Our lives before and after my sister’s Sanfilippo diagnosis
With memories to cherish, we hold the present tight and await the next chapter
As a Sanfilippo sibling, I grew up with my sister, Abby, who is two and a half years older than me. We lived in the same house for about 20 years, so we made lots of memories together.
I often view my life in parts, as if it were on a timeline. I remember when Abby and I could have conversations, a period when she was declining and we didn’t know why. Now I see Abby live with Sanfilippo syndrome, a rare, terminal disease that has taken away her basic life skills.
Abby’s diagnosis was one of those significant moments that changed our family forever. I recall Abby and I attending high school together and walking across the stage for our diplomas. Even then, we were nervous that she couldn’t make that walk. She’d already begun her decline.
I recall a time when Abby would read every (and I mean every) sign we’d pass while driving. We would sing, dance, and have so much fun in the car together. As she got worse, we continued our car rides — they brought back the Abby I grew up with. The day-to-day, routine things we used to do are now my fondest memories as I think of all that this disease has taken from her.
Before Abby’s diagnosis, she could tell me what she did at school as I drove us home each day. She got into the car independently. We used to go to dinner as a family, and we played games together. These are the times we hold so close to us since Sanfilippo has taken all of these abilities from her.
Since Sanfilippo, she’s required supervision at all times. She can no longer walk or eat dinner without assistance. She no longer speaks to us. We, as a family, have lived a completely different life ever since.
The most difficult part of this timeline is one that I haven’t experienced yet. I know this diagnosis ends with Abby not being here anymore. We know what awaits us. Being a part of the Sanfilippo syndrome community, you’re reminded of these short timelines. Our community has recently lost three lives to this terrible disease. Every day, you’re reminded that each day is not promised.
As a Sanfilippo sibling, I can separate my life into before and after her diagnosis, or before and after she lost her speech. Any day, we may enter the next “before and after.” Eventually, we’ll come to the end of the timeline. Until then, we cherish each and every moment we have with Abby.
Note: Sanfilippo News is strictly a news and information website about the syndrome. It does not provide medical advice, diagnosis, or treatment. This content is not intended to be a substitute for professional medical advice, diagnosis, or treatment. Always seek the advice of your physician or other qualified health provider with any questions you may have regarding a medical condition.

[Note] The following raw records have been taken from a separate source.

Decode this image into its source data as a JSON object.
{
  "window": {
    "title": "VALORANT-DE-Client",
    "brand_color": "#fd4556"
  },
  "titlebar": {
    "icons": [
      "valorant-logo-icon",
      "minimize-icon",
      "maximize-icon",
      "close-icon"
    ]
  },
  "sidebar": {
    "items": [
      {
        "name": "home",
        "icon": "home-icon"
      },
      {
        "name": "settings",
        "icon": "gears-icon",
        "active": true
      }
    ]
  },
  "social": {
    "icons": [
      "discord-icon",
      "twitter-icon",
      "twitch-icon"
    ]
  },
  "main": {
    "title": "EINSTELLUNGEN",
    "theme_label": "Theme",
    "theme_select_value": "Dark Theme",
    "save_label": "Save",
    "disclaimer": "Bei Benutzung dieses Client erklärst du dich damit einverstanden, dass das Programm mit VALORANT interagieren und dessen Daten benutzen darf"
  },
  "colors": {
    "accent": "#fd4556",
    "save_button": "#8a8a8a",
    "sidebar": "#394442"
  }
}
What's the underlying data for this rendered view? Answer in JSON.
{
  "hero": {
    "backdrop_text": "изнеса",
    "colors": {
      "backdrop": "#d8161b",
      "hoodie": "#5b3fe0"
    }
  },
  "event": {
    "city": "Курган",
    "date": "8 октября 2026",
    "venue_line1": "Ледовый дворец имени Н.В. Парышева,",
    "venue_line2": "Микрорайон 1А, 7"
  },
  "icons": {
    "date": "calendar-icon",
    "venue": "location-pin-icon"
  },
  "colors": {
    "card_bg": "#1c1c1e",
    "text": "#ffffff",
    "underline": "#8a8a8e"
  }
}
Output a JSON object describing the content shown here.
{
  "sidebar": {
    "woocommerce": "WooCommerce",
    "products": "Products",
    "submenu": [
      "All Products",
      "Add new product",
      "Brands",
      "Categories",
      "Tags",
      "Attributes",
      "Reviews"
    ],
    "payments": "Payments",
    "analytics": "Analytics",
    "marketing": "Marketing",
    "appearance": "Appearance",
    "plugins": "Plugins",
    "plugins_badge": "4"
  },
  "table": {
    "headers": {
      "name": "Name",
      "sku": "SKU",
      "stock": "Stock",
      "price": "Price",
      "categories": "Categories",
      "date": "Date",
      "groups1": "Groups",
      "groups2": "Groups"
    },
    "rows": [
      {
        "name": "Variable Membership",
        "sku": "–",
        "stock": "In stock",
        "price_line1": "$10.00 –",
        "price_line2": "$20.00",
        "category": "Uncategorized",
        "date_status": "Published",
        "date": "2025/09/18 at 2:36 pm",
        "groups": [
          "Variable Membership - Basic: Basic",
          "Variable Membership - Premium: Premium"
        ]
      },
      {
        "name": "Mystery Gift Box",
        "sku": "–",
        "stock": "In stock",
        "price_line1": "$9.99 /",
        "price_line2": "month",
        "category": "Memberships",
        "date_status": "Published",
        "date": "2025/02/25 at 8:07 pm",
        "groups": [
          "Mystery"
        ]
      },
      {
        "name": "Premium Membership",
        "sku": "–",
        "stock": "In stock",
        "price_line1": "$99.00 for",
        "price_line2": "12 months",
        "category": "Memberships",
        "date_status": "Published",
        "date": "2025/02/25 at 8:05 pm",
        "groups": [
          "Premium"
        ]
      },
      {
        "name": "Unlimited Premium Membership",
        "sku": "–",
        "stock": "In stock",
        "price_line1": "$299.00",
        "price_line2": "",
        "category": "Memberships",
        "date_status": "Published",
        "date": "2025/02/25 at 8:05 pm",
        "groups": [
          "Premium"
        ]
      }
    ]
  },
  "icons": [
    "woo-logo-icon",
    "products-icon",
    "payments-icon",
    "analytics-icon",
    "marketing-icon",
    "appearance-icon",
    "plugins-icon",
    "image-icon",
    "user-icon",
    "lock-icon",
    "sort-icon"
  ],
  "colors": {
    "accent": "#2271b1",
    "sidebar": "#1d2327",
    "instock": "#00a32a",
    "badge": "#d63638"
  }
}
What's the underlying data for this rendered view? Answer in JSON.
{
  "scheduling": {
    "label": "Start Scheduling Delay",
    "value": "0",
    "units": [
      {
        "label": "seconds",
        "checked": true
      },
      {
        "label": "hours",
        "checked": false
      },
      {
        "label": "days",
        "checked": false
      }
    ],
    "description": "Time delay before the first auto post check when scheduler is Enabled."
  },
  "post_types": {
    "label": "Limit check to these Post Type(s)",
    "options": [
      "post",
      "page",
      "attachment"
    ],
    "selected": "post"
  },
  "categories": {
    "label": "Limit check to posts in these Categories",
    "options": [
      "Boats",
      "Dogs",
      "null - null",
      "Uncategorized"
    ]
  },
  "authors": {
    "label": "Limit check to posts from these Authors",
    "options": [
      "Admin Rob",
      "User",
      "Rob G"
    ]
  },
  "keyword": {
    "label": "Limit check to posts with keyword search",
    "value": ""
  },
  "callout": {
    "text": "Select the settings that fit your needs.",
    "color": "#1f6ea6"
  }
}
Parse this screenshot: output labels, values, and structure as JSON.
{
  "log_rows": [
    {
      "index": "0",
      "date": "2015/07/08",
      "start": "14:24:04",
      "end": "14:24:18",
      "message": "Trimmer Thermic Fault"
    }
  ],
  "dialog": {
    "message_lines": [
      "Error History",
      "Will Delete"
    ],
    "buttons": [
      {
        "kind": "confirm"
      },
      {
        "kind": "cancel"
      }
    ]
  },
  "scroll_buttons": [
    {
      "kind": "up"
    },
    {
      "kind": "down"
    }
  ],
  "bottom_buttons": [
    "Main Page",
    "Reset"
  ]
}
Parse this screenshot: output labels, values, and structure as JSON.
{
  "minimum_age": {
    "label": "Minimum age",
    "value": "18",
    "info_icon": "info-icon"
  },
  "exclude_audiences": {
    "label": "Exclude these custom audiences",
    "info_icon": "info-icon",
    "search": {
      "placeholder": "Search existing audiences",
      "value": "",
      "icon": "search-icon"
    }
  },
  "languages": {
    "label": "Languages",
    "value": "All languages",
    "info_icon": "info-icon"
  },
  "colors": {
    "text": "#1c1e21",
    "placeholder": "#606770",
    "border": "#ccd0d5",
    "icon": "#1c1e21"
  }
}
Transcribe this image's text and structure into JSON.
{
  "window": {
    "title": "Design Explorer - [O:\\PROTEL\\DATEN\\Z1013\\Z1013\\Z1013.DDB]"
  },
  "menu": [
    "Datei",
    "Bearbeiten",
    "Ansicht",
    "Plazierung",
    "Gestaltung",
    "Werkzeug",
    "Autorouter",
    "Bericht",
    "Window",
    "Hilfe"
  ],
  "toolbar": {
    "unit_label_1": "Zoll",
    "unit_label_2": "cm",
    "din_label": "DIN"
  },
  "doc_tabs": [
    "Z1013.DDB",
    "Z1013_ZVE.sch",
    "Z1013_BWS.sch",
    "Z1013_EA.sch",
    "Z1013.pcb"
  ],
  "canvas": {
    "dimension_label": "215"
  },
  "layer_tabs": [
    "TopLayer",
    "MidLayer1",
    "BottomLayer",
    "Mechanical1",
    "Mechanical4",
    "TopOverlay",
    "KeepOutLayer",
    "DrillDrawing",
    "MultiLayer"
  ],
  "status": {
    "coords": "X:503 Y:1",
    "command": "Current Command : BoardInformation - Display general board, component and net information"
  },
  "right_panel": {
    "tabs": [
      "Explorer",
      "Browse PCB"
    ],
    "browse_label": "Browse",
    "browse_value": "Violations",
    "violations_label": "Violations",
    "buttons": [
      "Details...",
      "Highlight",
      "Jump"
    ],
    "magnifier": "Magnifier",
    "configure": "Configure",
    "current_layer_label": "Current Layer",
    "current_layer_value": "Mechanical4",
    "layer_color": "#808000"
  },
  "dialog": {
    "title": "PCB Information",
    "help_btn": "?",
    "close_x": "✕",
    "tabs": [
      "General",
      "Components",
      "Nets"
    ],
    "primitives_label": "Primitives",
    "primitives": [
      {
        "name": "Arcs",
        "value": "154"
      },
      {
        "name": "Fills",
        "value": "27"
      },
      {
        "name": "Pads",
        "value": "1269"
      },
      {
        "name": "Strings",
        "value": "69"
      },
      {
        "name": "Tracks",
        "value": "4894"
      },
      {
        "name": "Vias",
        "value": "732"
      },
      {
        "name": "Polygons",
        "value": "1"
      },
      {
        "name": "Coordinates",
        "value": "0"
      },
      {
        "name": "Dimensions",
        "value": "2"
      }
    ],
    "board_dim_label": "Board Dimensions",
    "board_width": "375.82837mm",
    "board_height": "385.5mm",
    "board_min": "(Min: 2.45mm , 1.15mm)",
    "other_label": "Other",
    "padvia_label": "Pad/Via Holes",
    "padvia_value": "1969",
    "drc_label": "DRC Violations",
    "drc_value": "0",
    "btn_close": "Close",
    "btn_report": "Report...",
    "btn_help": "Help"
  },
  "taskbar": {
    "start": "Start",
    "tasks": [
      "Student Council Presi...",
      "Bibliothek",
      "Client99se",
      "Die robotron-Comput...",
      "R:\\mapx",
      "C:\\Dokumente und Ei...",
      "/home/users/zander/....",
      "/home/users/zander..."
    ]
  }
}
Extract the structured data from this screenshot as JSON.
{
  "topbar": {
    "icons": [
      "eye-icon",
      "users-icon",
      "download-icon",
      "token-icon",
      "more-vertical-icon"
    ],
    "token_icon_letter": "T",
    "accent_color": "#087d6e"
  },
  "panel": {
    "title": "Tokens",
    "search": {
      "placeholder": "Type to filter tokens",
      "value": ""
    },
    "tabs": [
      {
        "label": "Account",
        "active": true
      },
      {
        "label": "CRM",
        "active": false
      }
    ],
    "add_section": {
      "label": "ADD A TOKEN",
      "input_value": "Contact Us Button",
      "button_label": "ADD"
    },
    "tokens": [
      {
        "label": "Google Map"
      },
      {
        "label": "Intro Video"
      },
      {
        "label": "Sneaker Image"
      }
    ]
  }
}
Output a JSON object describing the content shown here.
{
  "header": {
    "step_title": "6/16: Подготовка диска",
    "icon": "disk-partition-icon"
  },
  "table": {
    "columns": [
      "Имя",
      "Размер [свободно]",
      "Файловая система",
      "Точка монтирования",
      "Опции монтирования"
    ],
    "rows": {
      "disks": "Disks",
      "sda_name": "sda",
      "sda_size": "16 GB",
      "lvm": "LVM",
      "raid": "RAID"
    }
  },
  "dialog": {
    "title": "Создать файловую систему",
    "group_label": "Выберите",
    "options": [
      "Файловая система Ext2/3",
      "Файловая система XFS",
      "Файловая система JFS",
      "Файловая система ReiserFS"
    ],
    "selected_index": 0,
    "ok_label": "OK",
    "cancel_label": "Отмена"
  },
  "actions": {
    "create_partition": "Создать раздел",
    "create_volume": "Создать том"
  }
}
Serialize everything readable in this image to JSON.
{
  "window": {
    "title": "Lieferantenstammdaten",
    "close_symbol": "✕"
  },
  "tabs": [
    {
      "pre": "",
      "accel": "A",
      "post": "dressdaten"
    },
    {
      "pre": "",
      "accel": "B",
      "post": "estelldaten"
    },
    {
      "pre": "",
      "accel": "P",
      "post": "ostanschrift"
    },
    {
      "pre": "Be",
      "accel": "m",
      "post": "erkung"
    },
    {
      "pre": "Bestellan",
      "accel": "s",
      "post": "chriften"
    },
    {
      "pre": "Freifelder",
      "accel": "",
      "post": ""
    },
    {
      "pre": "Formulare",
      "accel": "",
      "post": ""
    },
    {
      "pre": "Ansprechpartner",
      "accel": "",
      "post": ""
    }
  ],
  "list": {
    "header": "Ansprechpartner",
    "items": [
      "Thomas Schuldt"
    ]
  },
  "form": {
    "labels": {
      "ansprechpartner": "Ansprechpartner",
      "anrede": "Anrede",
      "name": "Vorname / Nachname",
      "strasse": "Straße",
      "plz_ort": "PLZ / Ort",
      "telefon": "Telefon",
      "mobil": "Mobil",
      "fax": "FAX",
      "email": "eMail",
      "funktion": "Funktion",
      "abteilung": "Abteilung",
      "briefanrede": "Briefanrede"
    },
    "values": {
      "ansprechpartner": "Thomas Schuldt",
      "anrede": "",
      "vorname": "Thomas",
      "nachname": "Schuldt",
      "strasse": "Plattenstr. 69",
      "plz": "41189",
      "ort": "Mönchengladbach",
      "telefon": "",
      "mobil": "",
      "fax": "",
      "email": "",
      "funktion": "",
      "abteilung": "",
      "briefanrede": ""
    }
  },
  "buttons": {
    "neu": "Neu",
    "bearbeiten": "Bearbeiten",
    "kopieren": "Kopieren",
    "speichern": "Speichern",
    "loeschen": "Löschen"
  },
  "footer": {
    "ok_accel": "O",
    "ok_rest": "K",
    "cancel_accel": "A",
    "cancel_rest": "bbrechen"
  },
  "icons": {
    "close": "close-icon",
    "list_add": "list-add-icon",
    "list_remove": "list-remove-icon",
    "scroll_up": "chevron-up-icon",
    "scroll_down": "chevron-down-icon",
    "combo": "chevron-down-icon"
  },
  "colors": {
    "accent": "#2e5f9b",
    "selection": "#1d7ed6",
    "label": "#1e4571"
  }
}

Never disregard professional medical advice or delay in seeking it because of something you have read on this website. The opinions expressed in this column are not those of Sanfilippo News or its parent company, BioNews, and are intended to spark discussion about issues pertaining to Sanfilippo syndrome.